_Exercise data_:
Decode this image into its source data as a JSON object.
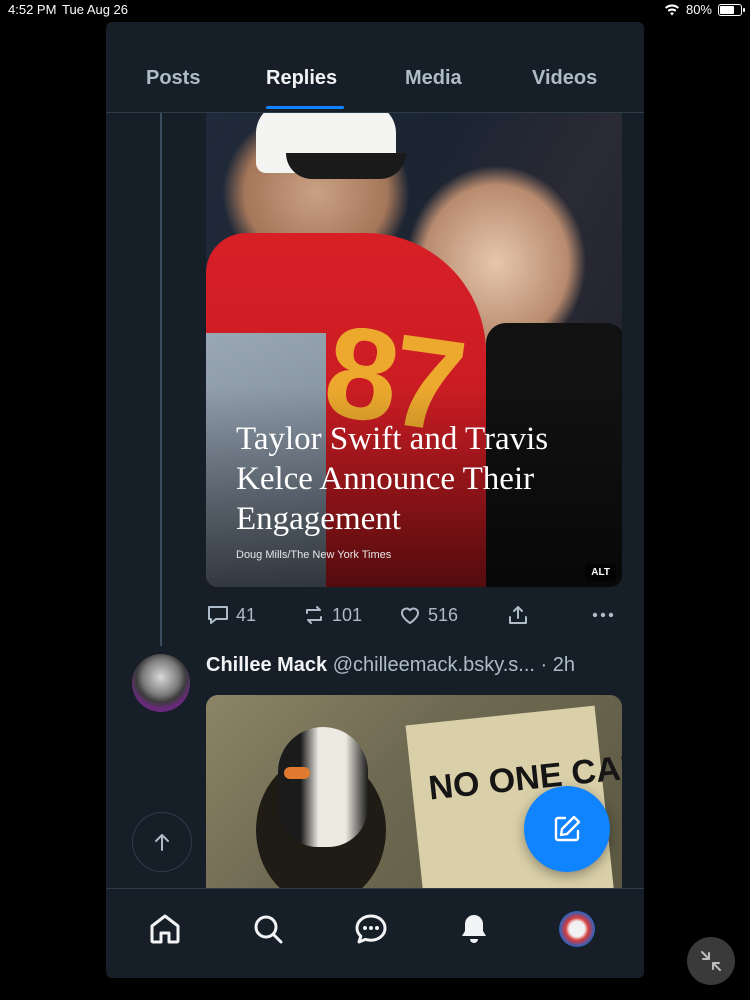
{
  "status_bar": {
    "time": "4:52 PM",
    "date": "Tue Aug 26",
    "battery": "80%",
    "battery_level": 0.8
  },
  "tabs": [
    {
      "label": "Posts",
      "active": false
    },
    {
      "label": "Replies",
      "active": true
    },
    {
      "label": "Media",
      "active": false
    },
    {
      "label": "Videos",
      "active": false
    }
  ],
  "embed": {
    "headline": "Taylor Swift and Travis Kelce Announce Their Engagement",
    "credit": "Doug Mills/The New York Times",
    "alt_badge": "ALT"
  },
  "post_actions": {
    "replies": "41",
    "reposts": "101",
    "likes": "516"
  },
  "post2": {
    "name": "Chillee Mack",
    "handle": "@chilleemack.bsky.s...",
    "time": "· 2h",
    "gif_text": "NO ONE CARES"
  },
  "colors": {
    "accent": "#1083fe",
    "background": "#161e27",
    "muted": "#aebbc9"
  },
  "icons": [
    "home-icon",
    "search-icon",
    "chat-icon",
    "bell-icon",
    "profile-avatar",
    "compose-icon",
    "arrow-up-icon",
    "collapse-icon"
  ]
}
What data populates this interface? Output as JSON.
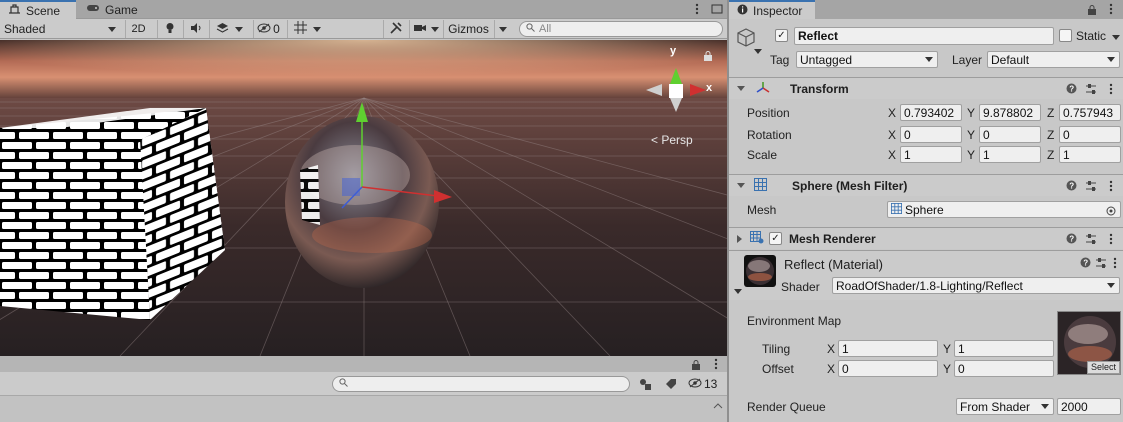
{
  "scene_tabs": {
    "scene": "Scene",
    "game": "Game"
  },
  "scene_toolbar": {
    "draw_mode": "Shaded",
    "mode_2d": "2D",
    "hidden_count": "0",
    "gizmos": "Gizmos",
    "search_placeholder": "All"
  },
  "viewport": {
    "persp_label": "< Persp",
    "axis_y": "y",
    "axis_x": "x"
  },
  "bottom_bar": {
    "search_placeholder": "",
    "hidden_count": "13"
  },
  "inspector": {
    "tab": "Inspector",
    "object": {
      "name": "Reflect",
      "static_label": "Static",
      "active": true,
      "static": false
    },
    "tag_label": "Tag",
    "tag_value": "Untagged",
    "layer_label": "Layer",
    "layer_value": "Default",
    "transform": {
      "title": "Transform",
      "position_label": "Position",
      "rotation_label": "Rotation",
      "scale_label": "Scale",
      "x": "X",
      "y": "Y",
      "z": "Z",
      "position": [
        "0.793402",
        "9.878802",
        "0.757943"
      ],
      "rotation": [
        "0",
        "0",
        "0"
      ],
      "scale": [
        "1",
        "1",
        "1"
      ]
    },
    "mesh_filter": {
      "title": "Sphere (Mesh Filter)",
      "mesh_label": "Mesh",
      "mesh_value": "Sphere"
    },
    "mesh_renderer": {
      "title": "Mesh Renderer",
      "enabled": true
    },
    "material": {
      "title": "Reflect (Material)",
      "shader_label": "Shader",
      "shader_value": "RoadOfShader/1.8-Lighting/Reflect",
      "env_map_label": "Environment Map",
      "tiling_label": "Tiling",
      "offset_label": "Offset",
      "tiling": [
        "1",
        "1"
      ],
      "offset": [
        "0",
        "0"
      ],
      "select_label": "Select",
      "render_queue_label": "Render Queue",
      "render_queue_mode": "From Shader",
      "render_queue_value": "2000"
    }
  },
  "colors": {
    "accent": "#3a72b0",
    "panel": "#c8c8c8",
    "header": "#cbcbcb"
  }
}
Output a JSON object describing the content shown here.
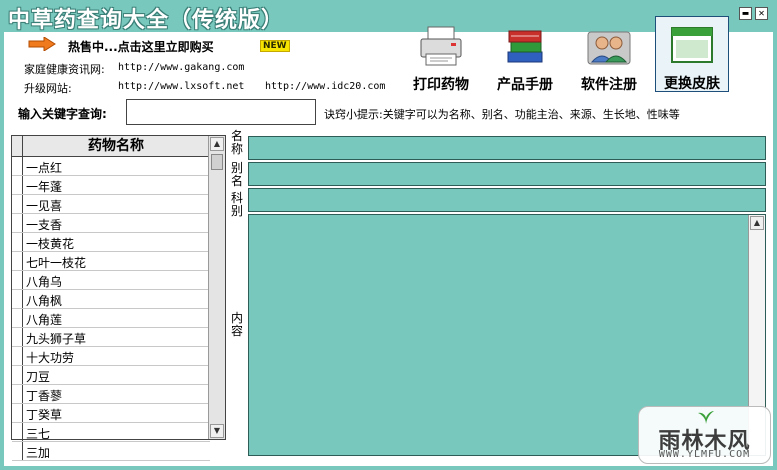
{
  "window": {
    "title": "中草药查询大全（传统版）",
    "minimize_glyph": "▬",
    "close_glyph": "✕"
  },
  "promo": {
    "text": "热售中...点击这里立即购买",
    "badge": "NEW"
  },
  "links": {
    "health_label": "家庭健康资讯网:",
    "health_url": "http://www.gakang.com",
    "upgrade_label": "升级网站:",
    "upgrade_url_1": "http://www.lxsoft.net",
    "upgrade_url_2": "http://www.idc20.com"
  },
  "toolbar": [
    {
      "id": "print",
      "label": "打印药物",
      "icon": "printer-icon"
    },
    {
      "id": "manual",
      "label": "产品手册",
      "icon": "books-icon"
    },
    {
      "id": "register",
      "label": "软件注册",
      "icon": "users-icon"
    },
    {
      "id": "skin",
      "label": "更换皮肤",
      "icon": "window-icon"
    }
  ],
  "search": {
    "label": "输入关键字查询:",
    "value": "",
    "tip": "诀窍小提示:关键字可以为名称、别名、功能主治、来源、生长地、性味等"
  },
  "list": {
    "header": "药物名称",
    "items": [
      "一点红",
      "一年蓬",
      "一见喜",
      "一支香",
      "一枝黄花",
      "七叶一枝花",
      "八角乌",
      "八角枫",
      "八角莲",
      "九头狮子草",
      "十大功劳",
      "刀豆",
      "丁香蓼",
      "丁癸草",
      "三七",
      "三加"
    ]
  },
  "detail": {
    "name_label": "名称",
    "alias_label": "别名",
    "family_label": "科别",
    "content_label": "内容"
  },
  "watermark": {
    "brand": "雨林木风",
    "url": "WWW.YLMFU.COM"
  },
  "colors": {
    "theme_teal": "#78c8be",
    "title_text": "#ffffff",
    "arrow": "#f07a1e"
  }
}
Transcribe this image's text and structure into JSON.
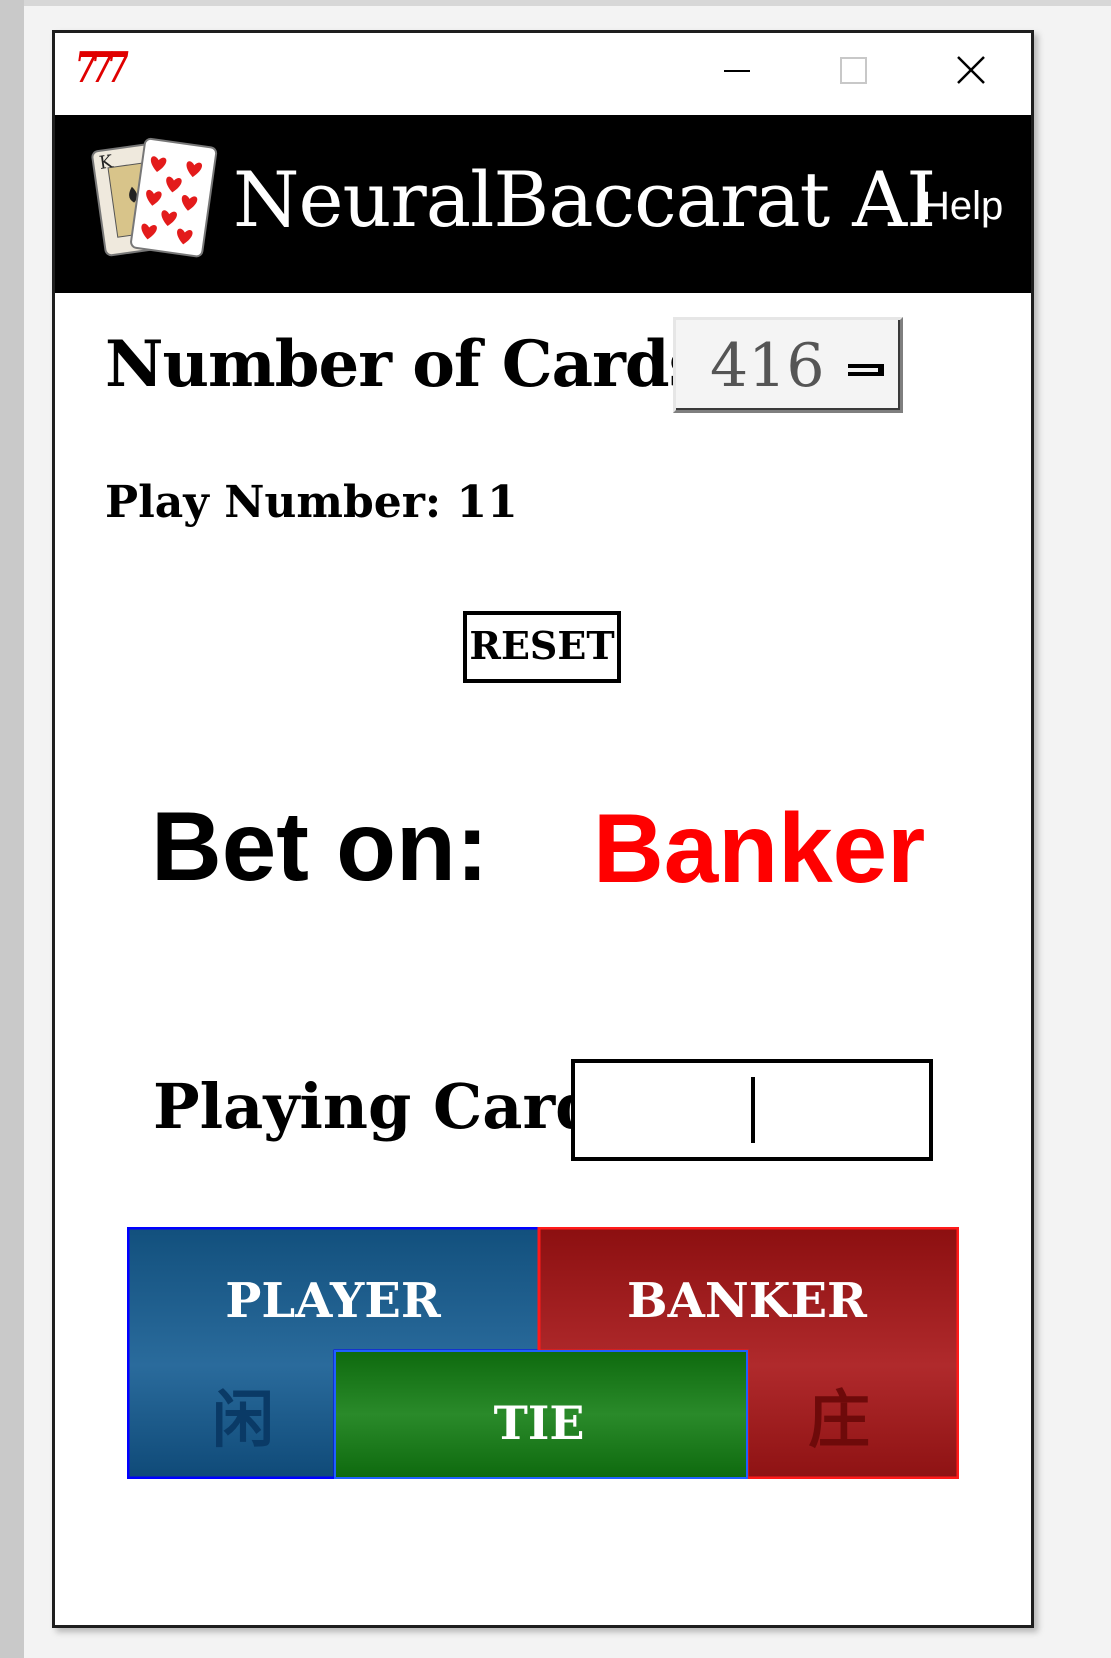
{
  "window": {
    "title_icon_text": "777",
    "controls": {
      "minimize": "minimize",
      "maximize": "maximize",
      "close": "close"
    }
  },
  "header": {
    "app_title": "NeuralBaccarat AI",
    "help_label": "Help",
    "logo_icon": "playing-cards-icon"
  },
  "settings": {
    "number_of_cards_label": "Number of Cards",
    "number_of_cards_value": "416"
  },
  "status": {
    "play_number_text": "Play Number: 11"
  },
  "actions": {
    "reset_label": "RESET"
  },
  "prediction": {
    "bet_on_label": "Bet on:",
    "bet_on_value": "Banker",
    "bet_on_color": "#ff0000"
  },
  "input": {
    "playing_cards_label": "Playing Cards",
    "playing_cards_value": ""
  },
  "table": {
    "player": {
      "label": "PLAYER",
      "chinese": "闲",
      "color": "#1f5d8f"
    },
    "banker": {
      "label": "BANKER",
      "chinese": "庄",
      "color": "#a01c1c"
    },
    "tie": {
      "label": "TIE",
      "color": "#137a13"
    }
  }
}
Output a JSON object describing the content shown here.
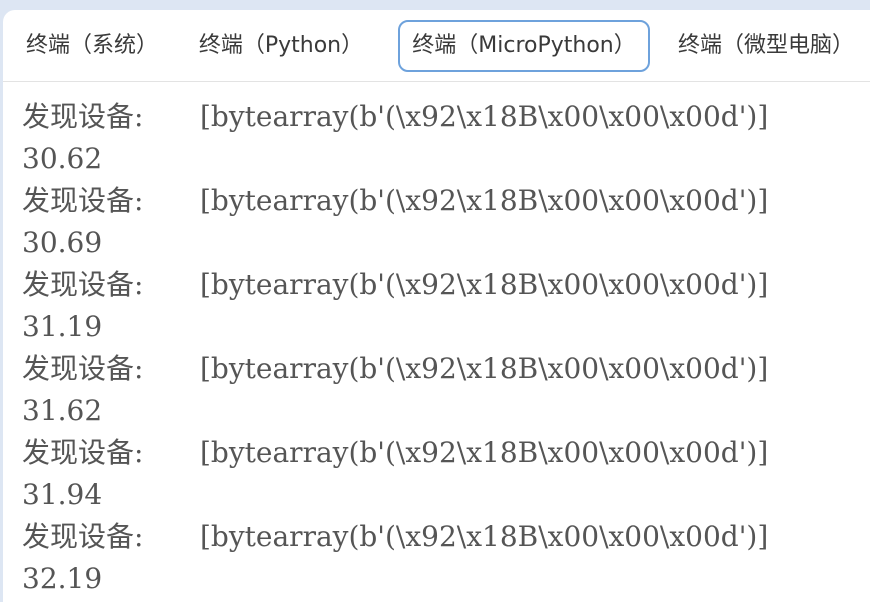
{
  "tabs": [
    {
      "label": "终端（系统）",
      "active": false
    },
    {
      "label": "终端（Python）",
      "active": false
    },
    {
      "label": "终端（MicroPython）",
      "active": true
    },
    {
      "label": "终端（微型电脑）",
      "active": false
    }
  ],
  "terminal": {
    "lines": [
      {
        "prefix": "发现设备:",
        "text": "[bytearray(b'(\\x92\\x18B\\x00\\x00\\x00d')]"
      },
      {
        "prefix": "",
        "text": "30.62"
      },
      {
        "prefix": "发现设备:",
        "text": "[bytearray(b'(\\x92\\x18B\\x00\\x00\\x00d')]"
      },
      {
        "prefix": "",
        "text": "30.69"
      },
      {
        "prefix": "发现设备:",
        "text": "[bytearray(b'(\\x92\\x18B\\x00\\x00\\x00d')]"
      },
      {
        "prefix": "",
        "text": "31.19"
      },
      {
        "prefix": "发现设备:",
        "text": "[bytearray(b'(\\x92\\x18B\\x00\\x00\\x00d')]"
      },
      {
        "prefix": "",
        "text": "31.62"
      },
      {
        "prefix": "发现设备:",
        "text": "[bytearray(b'(\\x92\\x18B\\x00\\x00\\x00d')]"
      },
      {
        "prefix": "",
        "text": "31.94"
      },
      {
        "prefix": "发现设备:",
        "text": "[bytearray(b'(\\x92\\x18B\\x00\\x00\\x00d')]"
      },
      {
        "prefix": "",
        "text": "32.19"
      }
    ]
  },
  "colors": {
    "accent": "#6ea2dc",
    "text": "#555555",
    "tab_text": "#3a3a3a",
    "frame": "#dde6f3"
  }
}
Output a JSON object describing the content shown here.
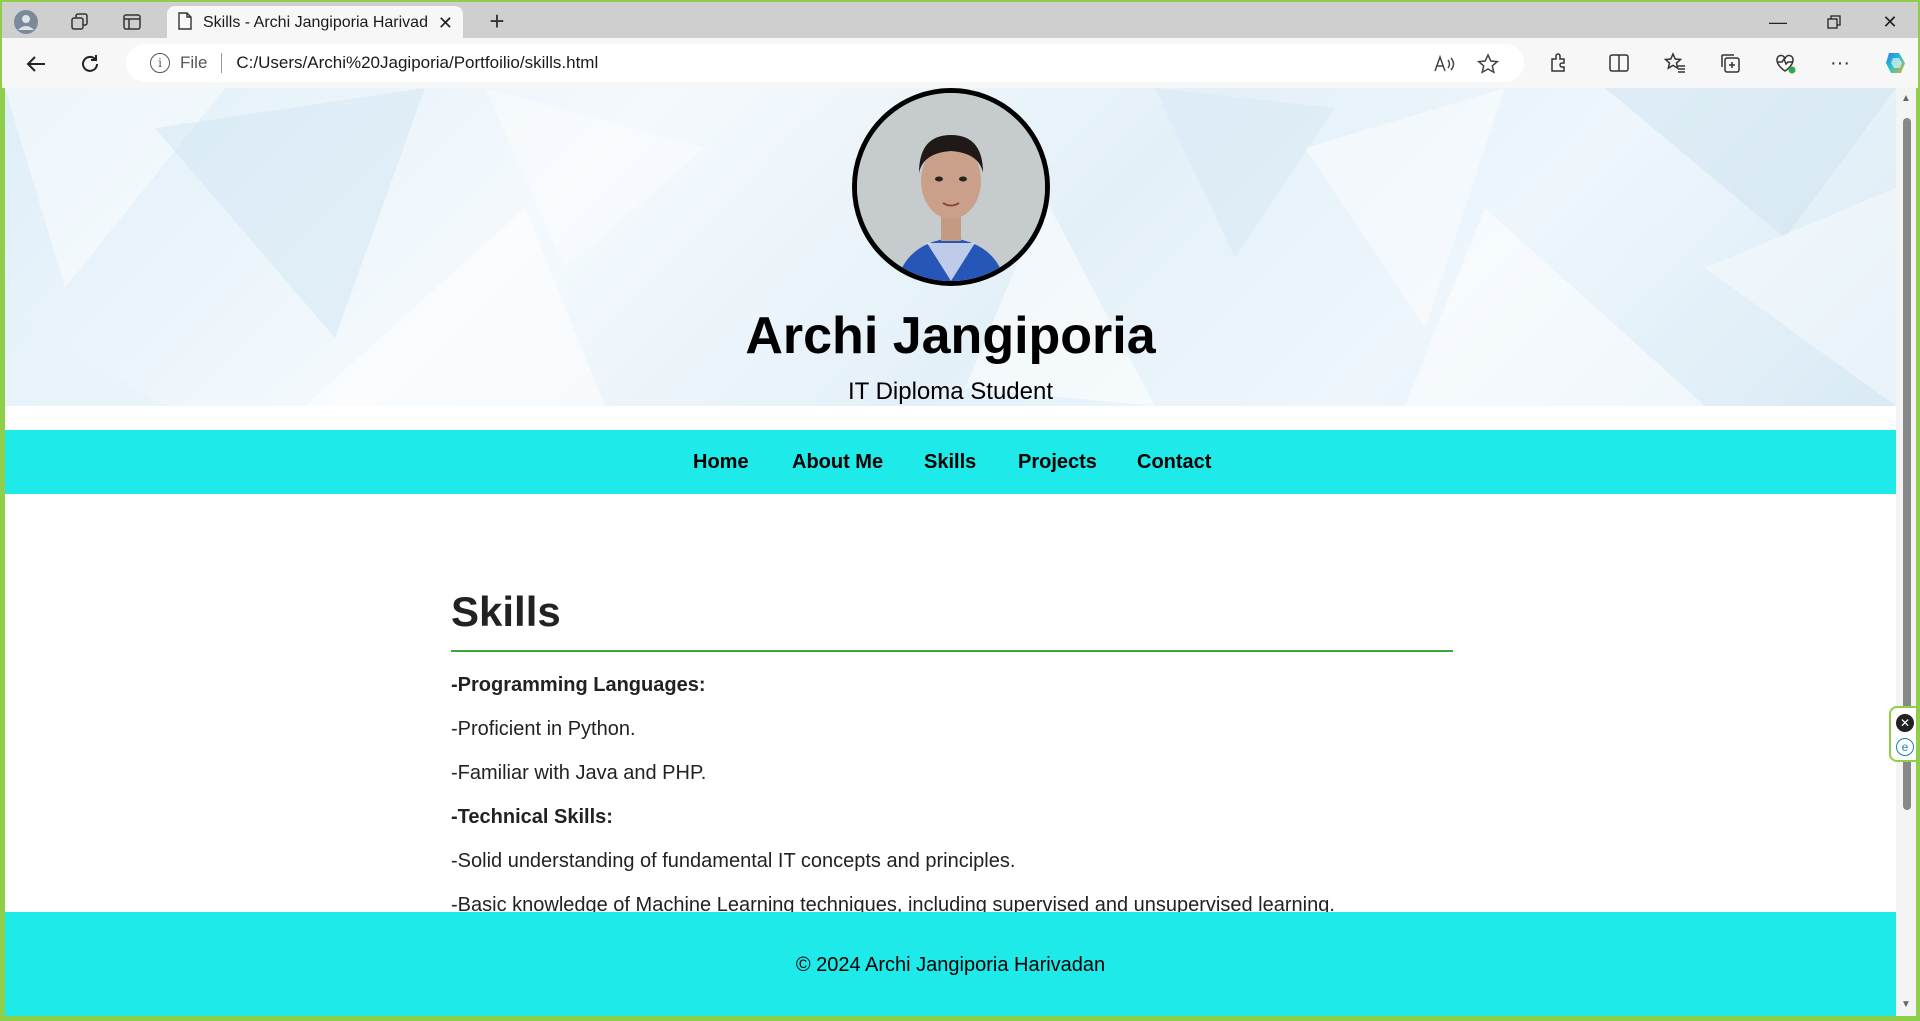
{
  "browser": {
    "tab_title": "Skills - Archi Jangiporia Harivadan",
    "address": {
      "scheme_label": "File",
      "url": "C:/Users/Archi%20Jagiporia/Portfoilio/skills.html"
    }
  },
  "hero": {
    "name": "Archi Jangiporia",
    "role": "IT Diploma Student"
  },
  "nav": {
    "items": [
      "Home",
      "About Me",
      "Skills",
      "Projects",
      "Contact"
    ]
  },
  "skills": {
    "heading": "Skills",
    "lines": [
      {
        "text": "-Programming Languages:",
        "bold": true
      },
      {
        "text": "-Proficient in Python.",
        "bold": false
      },
      {
        "text": "-Familiar with Java and PHP.",
        "bold": false
      },
      {
        "text": "-Technical Skills:",
        "bold": true
      },
      {
        "text": "-Solid understanding of fundamental IT concepts and principles.",
        "bold": false
      },
      {
        "text": "-Basic knowledge of Machine Learning techniques, including supervised and unsupervised learning.",
        "bold": false
      }
    ]
  },
  "footer": {
    "text": "© 2024 Archi Jangiporia Harivadan"
  },
  "colors": {
    "accent": "#1eeaea",
    "rule": "#3aa53a",
    "window_border": "#8fce48"
  }
}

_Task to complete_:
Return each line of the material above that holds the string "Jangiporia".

_Written answer_:
    "tab_title": "Skills - Archi Jangiporia Harivadan",
    "name": "Archi Jangiporia",
    "text": "© 2024 Archi Jangiporia Harivadan"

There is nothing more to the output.